QSAR Components Color Contrast and Technical Flaws
We continue to delve into the Bird Picture Quality Self-Assessment Rubric (QSAR); the final two QSAR Components of Technical Quality, Color Contrast and Technical Flaws, are presented below.
4. Color Contrast
The Color Contrast Component of Technical Quality has two Levels of Quality.
The colors are too weak or over-saturated = Documenting Shot
Cameras do a pretty good job of capturing the colors in most settings. If the lighting is right the image’s colors will be pretty true to the bird. One exception is when the White Balance is not set correctly. By leaving White Balance in “Auto” mode the camera usually makes the right choice.
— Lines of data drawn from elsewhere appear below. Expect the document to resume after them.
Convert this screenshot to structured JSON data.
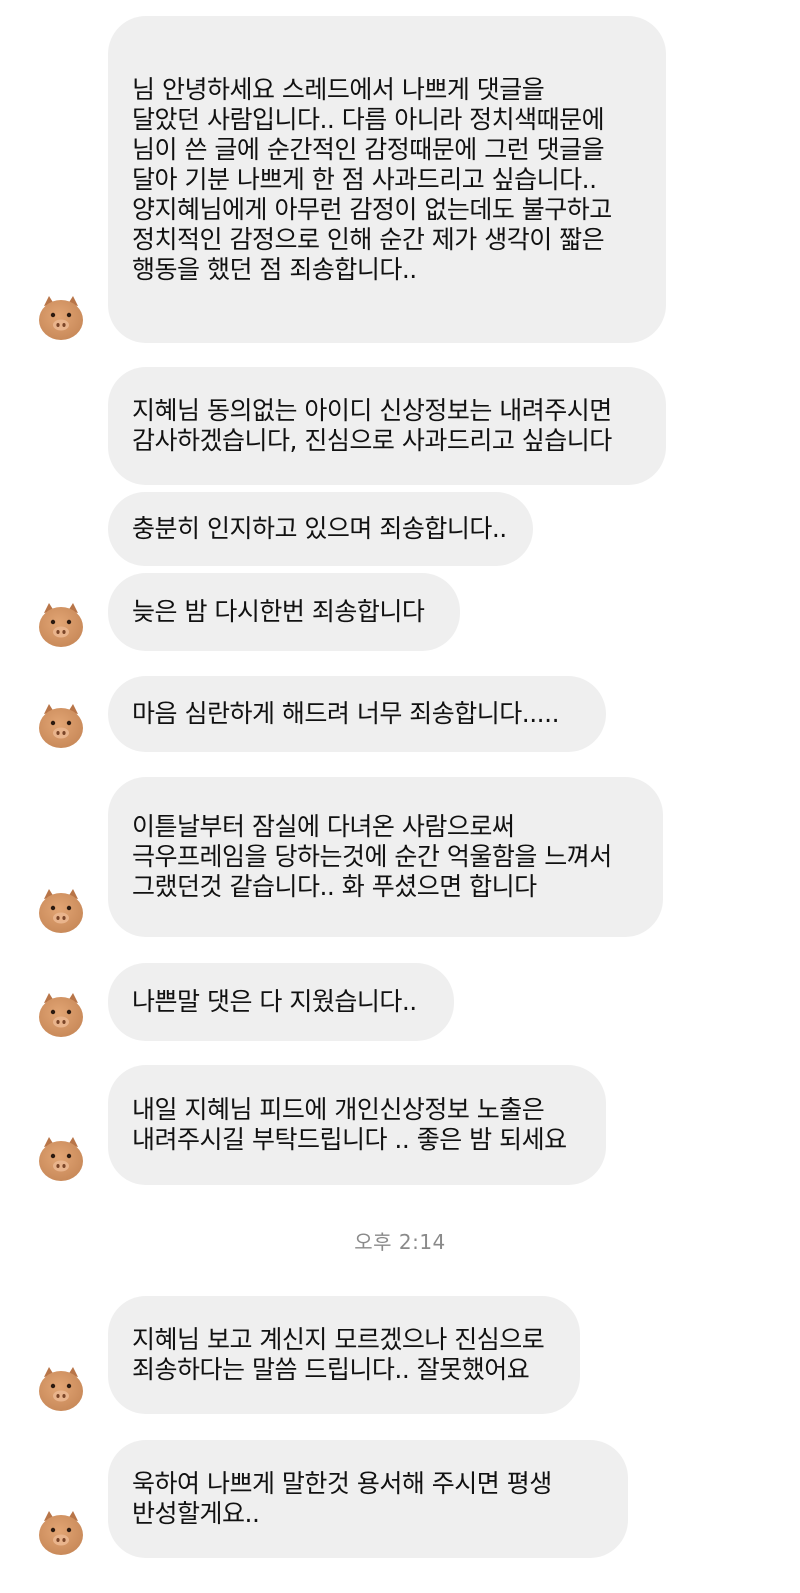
{
  "conversation": {
    "timestamp": "오후 2:14",
    "messages": [
      {
        "text": "님 안녕하세요 스레드에서 나쁘게 댓글을\n달았던 사람입니다.. 다름 아니라 정치색때문에\n님이 쓴 글에 순간적인 감정때문에 그런 댓글을\n달아 기분 나쁘게 한 점 사과드리고 싶습니다..\n양지혜님에게 아무런 감정이 없는데도 불구하고\n정치적인 감정으로 인해 순간 제가 생각이 짧은\n행동을 했던 점 죄송합니다.."
      },
      {
        "text": "지혜님 동의없는 아이디 신상정보는 내려주시면\n감사하겠습니다, 진심으로 사과드리고 싶습니다"
      },
      {
        "text": "충분히 인지하고 있으며 죄송합니다.."
      },
      {
        "text": "늦은 밤 다시한번 죄송합니다"
      },
      {
        "text": "마음 심란하게 해드려 너무 죄송합니다....."
      },
      {
        "text": "이튿날부터 잠실에 다녀온 사람으로써\n극우프레임을 당하는것에 순간 억울함을 느껴서\n그랬던것 같습니다.. 화 푸셨으면 합니다"
      },
      {
        "text": "나쁜말 댓은 다 지웠습니다.."
      },
      {
        "text": "내일  지혜님 피드에 개인신상정보 노출은\n내려주시길 부탁드립니다 .. 좋은 밤 되세요"
      },
      {
        "text": "지혜님 보고 계신지 모르겠으나 진심으로\n죄송하다는 말씀 드립니다.. 잘못했어요"
      },
      {
        "text": "욱하여 나쁘게 말한것 용서해 주시면 평생\n반성할게요.."
      }
    ]
  },
  "colors": {
    "bubble_background": "#efefef",
    "text": "#111111",
    "timestamp": "#8a8a8a",
    "avatar_skin": "#c98a5a"
  },
  "icons": {
    "avatar": "pig-avatar-icon"
  }
}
In some extreme situations the colors can be washed out, such as a back-lit setting (the camera is facing the sun). Sometimes this can be corrected during post-processing. If uncorrected (or impossible to correct) the quality of the image would be judged a Documenting Shot.
In the Belted Kingfisher example below the colors are washed out because the camera was pointed toward the sun.
On the other end of the spectrum, the colors can become over-saturated – not due to the camera or position of the sun, but purposely done by the photographer during post-processing. The photographer may look at a image and want to make it even more colorful (beautiful?) by bumping up the Saturation, Contrast, or Vibrance. As a result the bird’s colors may not look natural at all. Here’s an image of a Least Sandpiper that was pretty good – until the Saturation was increased too much during post-processing.
If the colors are too weak, you may be able to recover them during post-processing. Just don’t overdo it.
The Colors of the bird are representative of the species = Documenting Shot, Good Bird Photo, GreatBirdPic or Award Worthy
As previously noted, most cameras do a pretty good job of capturing true colors. As a result all four Types of Bird Photograph can display the appropriate colors of the bird in the shot. Which type depends on other Components of the QSAR such as Focus, Cropping, and Composition.
5. Technical Flaws
Technical Flaws in an image are pretty rare (except for Noise, which is explained below). We see above that there are three Levels of Quality for this Component, as described below.
Imperfections such as noise, streaks, dust spots, or blemishes are distracting = Documenting Shot
Noise isn’t really a Technical Flaw, but it can a distraction. Noise is a visual distortion which shows up as grainy dots throughout the photograph. Noise can be introduced in an image in several ways: in low-light situations, when the ISO of an image is too high, when the exposure in post-processing is increased too much, or when an image is cropped down to a small area. Sometimes noise can be reduced or eliminated during post-processing. Our example shows a Black-throated Trogan perched in the rain forest in Costa Rica. Very little light filtered through the canopy; the camera set the ISO to 16000, which introduced a lot of noise. Below the original is the same pic with most of the noise eliminated during post-processing. In extreme cases like this applying a lot of noise reduction also reduces some of the sharpness in the image.
Streaks of light in an image usually occurs when the camera is pointed directly at the sun. The light reflects back and forth between the lenses (the lens on your camera actually contains two or more focusing lenses). One way to avoid this is to use a lens hood.
Dust spots occur when there is dust on the sensor of the camera. These typically show up when there is a light background (like the sky) and appear as small black dots, appearing in the same position in similar shots. Newer cameras either have a menu command for dust removal or automatically clean the sensor (my camera does it every time I turn it off). If the dust spots persist I wouldn’t recommend trying to clean the sensor yourself but take it into a camera shop for cleaning. Below is a picture of a Black Stork with a couple of dust spots in the sky.
In rare cases a blemish is introduced into an image by the lens. If the lease is dirty – a finger smudge or a lot of dust – they can appear or distort your photographs. If the lens has a scratch on it, the imperfection can appear on the images. The best way to avoid this is the keep your lens clean and protect it with a lens cover.
Imperfections such as noise, streaks, dust spots, or blemishes are present but not distracting = Good Bird Photo
Sometimes it’s impossible to eliminate all of the imperfections in an image. A little noise or a small blemish can appear without too much distraction. Below is an image of a Cassin’s Kingbird with some noise in it.
No imperfections present = GreatBirdPic or Award Worthy
We want our bird pictures as distraction-free as possible so our viewers can focus on the bird and its surroundings. GreatBirdPics and Award Worthy quality images will not contain any imperfections such as noise, streaks, dust spots or blemishes.
We next move to the second of the five QSAR Components, Composition.